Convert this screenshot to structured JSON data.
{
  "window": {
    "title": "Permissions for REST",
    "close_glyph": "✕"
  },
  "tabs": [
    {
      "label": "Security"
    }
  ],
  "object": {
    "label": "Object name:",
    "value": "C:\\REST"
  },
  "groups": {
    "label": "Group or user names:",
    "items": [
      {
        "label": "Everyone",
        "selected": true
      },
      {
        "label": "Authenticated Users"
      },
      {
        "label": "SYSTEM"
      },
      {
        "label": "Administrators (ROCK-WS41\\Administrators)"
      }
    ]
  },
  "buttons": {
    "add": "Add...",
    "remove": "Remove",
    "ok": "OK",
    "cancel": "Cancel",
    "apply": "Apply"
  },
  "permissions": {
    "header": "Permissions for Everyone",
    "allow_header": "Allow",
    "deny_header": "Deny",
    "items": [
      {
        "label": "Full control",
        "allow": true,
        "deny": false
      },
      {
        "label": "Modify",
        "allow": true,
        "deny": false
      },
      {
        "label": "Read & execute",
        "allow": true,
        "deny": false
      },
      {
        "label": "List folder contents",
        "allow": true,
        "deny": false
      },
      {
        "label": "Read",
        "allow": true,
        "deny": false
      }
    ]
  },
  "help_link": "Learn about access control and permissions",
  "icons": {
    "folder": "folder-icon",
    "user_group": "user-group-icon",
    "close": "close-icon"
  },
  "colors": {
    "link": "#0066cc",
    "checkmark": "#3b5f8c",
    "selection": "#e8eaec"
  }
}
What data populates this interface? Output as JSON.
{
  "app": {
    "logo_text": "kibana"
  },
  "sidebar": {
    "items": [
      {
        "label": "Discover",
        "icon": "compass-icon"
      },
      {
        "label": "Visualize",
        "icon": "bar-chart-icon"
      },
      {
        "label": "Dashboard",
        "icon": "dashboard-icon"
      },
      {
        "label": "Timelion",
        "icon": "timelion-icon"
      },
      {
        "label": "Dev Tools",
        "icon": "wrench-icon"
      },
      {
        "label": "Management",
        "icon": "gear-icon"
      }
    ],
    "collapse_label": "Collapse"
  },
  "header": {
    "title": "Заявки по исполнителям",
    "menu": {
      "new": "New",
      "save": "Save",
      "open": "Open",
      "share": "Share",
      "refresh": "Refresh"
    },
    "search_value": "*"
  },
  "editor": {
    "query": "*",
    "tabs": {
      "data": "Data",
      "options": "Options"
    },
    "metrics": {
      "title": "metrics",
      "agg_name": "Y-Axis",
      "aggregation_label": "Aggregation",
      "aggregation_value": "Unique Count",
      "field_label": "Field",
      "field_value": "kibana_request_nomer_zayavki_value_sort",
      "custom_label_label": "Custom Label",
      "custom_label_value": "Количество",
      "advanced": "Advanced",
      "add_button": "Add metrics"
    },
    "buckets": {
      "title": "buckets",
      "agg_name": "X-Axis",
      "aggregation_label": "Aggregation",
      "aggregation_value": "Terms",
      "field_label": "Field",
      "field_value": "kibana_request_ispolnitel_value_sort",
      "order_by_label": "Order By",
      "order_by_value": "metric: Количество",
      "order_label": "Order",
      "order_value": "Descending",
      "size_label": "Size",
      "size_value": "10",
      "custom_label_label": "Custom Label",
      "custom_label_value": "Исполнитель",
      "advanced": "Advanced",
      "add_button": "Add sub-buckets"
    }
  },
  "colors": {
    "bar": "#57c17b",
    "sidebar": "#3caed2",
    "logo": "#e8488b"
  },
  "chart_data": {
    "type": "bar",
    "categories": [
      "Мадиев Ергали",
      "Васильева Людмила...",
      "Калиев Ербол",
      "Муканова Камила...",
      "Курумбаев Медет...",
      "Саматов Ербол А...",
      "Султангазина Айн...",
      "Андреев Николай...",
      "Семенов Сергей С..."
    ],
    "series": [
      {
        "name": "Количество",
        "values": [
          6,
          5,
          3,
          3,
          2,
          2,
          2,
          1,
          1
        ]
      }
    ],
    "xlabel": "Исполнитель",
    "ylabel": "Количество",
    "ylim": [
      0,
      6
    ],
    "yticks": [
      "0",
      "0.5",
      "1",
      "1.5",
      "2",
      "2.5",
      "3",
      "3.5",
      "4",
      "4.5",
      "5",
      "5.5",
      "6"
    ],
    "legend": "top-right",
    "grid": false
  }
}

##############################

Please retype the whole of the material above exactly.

Convert this screenshot to structured JSON data.
{
  "window": {
    "title": "Permissions for REST",
    "close_glyph": "✕"
  },
  "tabs": [
    {
      "label": "Security"
    }
  ],
  "object": {
    "label": "Object name:",
    "value": "C:\\REST"
  },
  "groups": {
    "label": "Group or user names:",
    "items": [
      {
        "label": "Everyone",
        "selected": true
      },
      {
        "label": "Authenticated Users"
      },
      {
        "label": "SYSTEM"
      },
      {
        "label": "Administrators (ROCK-WS41\\Administrators)"
      }
    ]
  },
  "buttons": {
    "add": "Add...",
    "remove": "Remove",
    "ok": "OK",
    "cancel": "Cancel",
    "apply": "Apply"
  },
  "permissions": {
    "header": "Permissions for Everyone",
    "allow_header": "Allow",
    "deny_header": "Deny",
    "items": [
      {
        "label": "Full control",
        "allow": true,
        "deny": false
      },
      {
        "label": "Modify",
        "allow": true,
        "deny": false
      },
      {
        "label": "Read & execute",
        "allow": true,
        "deny": false
      },
      {
        "label": "List folder contents",
        "allow": true,
        "deny": false
      },
      {
        "label": "Read",
        "allow": true,
        "deny": false
      }
    ]
  },
  "help_link": "Learn about access control and permissions",
  "icons": {
    "folder": "folder-icon",
    "user_group": "user-group-icon",
    "close": "close-icon"
  },
  "colors": {
    "link": "#0066cc",
    "checkmark": "#3b5f8c",
    "selection": "#e8eaec"
  }
}
What data populates this interface? Output as JSON.
{
  "app": {
    "logo_text": "kibana"
  },
  "sidebar": {
    "items": [
      {
        "label": "Discover",
        "icon": "compass-icon"
      },
      {
        "label": "Visualize",
        "icon": "bar-chart-icon"
      },
      {
        "label": "Dashboard",
        "icon": "dashboard-icon"
      },
      {
        "label": "Timelion",
        "icon": "timelion-icon"
      },
      {
        "label": "Dev Tools",
        "icon": "wrench-icon"
      },
      {
        "label": "Management",
        "icon": "gear-icon"
      }
    ],
    "collapse_label": "Collapse"
  },
  "header": {
    "title": "Заявки по исполнителям",
    "menu": {
      "new": "New",
      "save": "Save",
      "open": "Open",
      "share": "Share",
      "refresh": "Refresh"
    },
    "search_value": "*"
  },
  "editor": {
    "query": "*",
    "tabs": {
      "data": "Data",
      "options": "Options"
    },
    "metrics": {
      "title": "metrics",
      "agg_name": "Y-Axis",
      "aggregation_label": "Aggregation",
      "aggregation_value": "Unique Count",
      "field_label": "Field",
      "field_value": "kibana_request_nomer_zayavki_value_sort",
      "custom_label_label": "Custom Label",
      "custom_label_value": "Количество",
      "advanced": "Advanced",
      "add_button": "Add metrics"
    },
    "buckets": {
      "title": "buckets",
      "agg_name": "X-Axis",
      "aggregation_label": "Aggregation",
      "aggregation_value": "Terms",
      "field_label": "Field",
      "field_value": "kibana_request_ispolnitel_value_sort",
      "order_by_label": "Order By",
      "order_by_value": "metric: Количество",
      "order_label": "Order",
      "order_value": "Descending",
      "size_label": "Size",
      "size_value": "10",
      "custom_label_label": "Custom Label",
      "custom_label_value": "Исполнитель",
      "advanced": "Advanced",
      "add_button": "Add sub-buckets"
    }
  },
  "colors": {
    "bar": "#57c17b",
    "sidebar": "#3caed2",
    "logo": "#e8488b"
  },
  "chart_data": {
    "type": "bar",
    "categories": [
      "Мадиев Ергали",
      "Васильева Людмила...",
      "Калиев Ербол",
      "Муканова Камила...",
      "Курумбаев Медет...",
      "Саматов Ербол А...",
      "Султангазина Айн...",
      "Андреев Николай...",
      "Семенов Сергей С..."
    ],
    "series": [
      {
        "name": "Количество",
        "values": [
          6,
          5,
          3,
          3,
          2,
          2,
          2,
          1,
          1
        ]
      }
    ],
    "xlabel": "Исполнитель",
    "ylabel": "Количество",
    "ylim": [
      0,
      6
    ],
    "yticks": [
      "0",
      "0.5",
      "1",
      "1.5",
      "2",
      "2.5",
      "3",
      "3.5",
      "4",
      "4.5",
      "5",
      "5.5",
      "6"
    ],
    "legend": "top-right",
    "grid": false
  }
}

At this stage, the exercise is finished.